### [What you have to do]
Collect every line in the records below that contains the word "data".

····················

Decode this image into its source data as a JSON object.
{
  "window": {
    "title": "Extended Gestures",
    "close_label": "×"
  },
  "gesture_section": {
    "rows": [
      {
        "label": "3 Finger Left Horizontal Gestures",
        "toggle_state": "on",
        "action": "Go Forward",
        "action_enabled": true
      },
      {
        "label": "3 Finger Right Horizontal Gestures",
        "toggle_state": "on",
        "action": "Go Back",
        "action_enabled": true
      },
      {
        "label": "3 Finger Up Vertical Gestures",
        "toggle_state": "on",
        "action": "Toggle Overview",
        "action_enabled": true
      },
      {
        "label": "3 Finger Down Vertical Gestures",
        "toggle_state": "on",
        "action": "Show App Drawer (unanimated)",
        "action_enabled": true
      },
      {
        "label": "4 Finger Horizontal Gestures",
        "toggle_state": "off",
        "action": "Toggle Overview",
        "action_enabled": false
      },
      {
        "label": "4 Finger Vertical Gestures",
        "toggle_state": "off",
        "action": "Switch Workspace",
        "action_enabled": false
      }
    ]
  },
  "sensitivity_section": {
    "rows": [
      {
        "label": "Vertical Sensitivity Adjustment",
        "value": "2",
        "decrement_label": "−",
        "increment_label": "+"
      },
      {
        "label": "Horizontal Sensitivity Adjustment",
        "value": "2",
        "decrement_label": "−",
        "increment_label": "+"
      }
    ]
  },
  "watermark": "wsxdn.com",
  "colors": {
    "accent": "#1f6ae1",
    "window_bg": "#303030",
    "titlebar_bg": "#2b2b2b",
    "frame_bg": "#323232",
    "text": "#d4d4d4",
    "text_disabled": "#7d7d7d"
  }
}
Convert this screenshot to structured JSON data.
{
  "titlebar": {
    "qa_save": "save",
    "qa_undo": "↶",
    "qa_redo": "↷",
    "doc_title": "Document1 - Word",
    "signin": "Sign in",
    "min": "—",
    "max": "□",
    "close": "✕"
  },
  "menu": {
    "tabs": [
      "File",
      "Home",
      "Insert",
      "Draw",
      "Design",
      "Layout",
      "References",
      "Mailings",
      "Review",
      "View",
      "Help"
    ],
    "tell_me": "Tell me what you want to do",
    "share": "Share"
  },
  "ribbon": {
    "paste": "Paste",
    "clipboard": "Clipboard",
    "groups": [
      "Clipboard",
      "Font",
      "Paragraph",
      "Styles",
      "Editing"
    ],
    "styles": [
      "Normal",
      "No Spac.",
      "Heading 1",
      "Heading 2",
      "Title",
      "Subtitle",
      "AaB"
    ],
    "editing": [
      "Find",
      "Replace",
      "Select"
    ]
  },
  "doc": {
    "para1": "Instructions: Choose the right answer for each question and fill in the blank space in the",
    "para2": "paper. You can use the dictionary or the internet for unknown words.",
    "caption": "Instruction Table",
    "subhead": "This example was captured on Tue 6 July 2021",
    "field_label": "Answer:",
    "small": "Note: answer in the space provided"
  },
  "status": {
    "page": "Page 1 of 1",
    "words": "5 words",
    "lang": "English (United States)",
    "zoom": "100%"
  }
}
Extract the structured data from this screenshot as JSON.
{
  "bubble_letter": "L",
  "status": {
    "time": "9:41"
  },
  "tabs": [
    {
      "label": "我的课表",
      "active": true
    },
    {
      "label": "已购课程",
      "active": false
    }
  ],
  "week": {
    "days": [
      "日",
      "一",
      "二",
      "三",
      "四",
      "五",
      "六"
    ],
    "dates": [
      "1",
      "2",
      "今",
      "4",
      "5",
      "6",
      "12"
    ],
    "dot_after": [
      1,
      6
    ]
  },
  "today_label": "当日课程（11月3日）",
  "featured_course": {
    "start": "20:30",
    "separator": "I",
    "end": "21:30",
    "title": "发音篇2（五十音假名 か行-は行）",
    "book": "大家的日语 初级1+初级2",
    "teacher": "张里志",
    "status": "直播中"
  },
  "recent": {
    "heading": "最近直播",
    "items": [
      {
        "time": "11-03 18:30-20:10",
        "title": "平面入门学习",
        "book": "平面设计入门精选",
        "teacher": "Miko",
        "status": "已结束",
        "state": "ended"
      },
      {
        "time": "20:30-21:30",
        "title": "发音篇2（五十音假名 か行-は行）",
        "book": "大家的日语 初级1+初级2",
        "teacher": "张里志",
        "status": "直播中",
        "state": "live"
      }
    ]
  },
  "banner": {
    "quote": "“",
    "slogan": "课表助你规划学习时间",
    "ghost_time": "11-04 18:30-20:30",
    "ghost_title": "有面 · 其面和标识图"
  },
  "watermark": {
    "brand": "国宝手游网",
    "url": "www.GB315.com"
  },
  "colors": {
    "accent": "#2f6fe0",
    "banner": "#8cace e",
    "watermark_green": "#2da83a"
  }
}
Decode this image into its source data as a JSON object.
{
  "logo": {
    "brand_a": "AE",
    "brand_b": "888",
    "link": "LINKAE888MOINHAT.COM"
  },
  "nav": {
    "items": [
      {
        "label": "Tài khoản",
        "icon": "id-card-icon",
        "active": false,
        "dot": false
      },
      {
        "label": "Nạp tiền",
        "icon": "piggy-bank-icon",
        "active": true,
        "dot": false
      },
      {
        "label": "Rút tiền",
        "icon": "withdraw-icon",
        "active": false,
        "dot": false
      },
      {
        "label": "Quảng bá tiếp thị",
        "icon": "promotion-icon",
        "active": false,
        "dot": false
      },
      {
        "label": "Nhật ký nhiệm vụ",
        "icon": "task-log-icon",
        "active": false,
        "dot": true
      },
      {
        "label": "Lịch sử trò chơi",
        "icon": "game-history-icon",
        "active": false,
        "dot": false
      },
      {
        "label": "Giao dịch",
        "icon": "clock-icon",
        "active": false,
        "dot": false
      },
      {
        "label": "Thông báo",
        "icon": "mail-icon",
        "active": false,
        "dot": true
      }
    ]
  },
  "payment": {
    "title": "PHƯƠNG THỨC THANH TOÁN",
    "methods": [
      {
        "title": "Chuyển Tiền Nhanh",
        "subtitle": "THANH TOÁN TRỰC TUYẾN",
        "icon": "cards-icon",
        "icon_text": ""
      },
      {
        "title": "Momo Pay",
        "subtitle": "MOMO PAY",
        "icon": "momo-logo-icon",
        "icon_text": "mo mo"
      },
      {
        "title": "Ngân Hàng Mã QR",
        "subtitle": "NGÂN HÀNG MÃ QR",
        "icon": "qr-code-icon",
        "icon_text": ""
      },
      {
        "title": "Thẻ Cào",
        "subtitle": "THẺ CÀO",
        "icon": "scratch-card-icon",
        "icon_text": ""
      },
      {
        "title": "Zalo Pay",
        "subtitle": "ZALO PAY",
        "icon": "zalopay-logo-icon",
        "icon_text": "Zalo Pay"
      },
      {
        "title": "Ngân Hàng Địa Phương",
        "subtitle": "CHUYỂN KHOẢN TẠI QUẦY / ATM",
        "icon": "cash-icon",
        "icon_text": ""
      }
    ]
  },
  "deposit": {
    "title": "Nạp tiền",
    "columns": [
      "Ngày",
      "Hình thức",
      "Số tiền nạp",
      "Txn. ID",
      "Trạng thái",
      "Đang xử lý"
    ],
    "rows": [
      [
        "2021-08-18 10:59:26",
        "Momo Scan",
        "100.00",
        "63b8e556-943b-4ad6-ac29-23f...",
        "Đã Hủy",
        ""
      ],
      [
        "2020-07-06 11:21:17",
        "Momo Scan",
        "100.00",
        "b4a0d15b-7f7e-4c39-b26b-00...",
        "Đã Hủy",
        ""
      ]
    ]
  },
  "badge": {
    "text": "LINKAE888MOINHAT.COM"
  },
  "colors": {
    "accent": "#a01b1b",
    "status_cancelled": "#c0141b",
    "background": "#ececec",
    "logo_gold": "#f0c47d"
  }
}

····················

### [Task solution]
Decode this image into its source data as a JSON object.
Convert this screenshot to structured JSON data.
Extract the structured data from this screenshot as JSON.
Decode this image into its source data as a JSON object.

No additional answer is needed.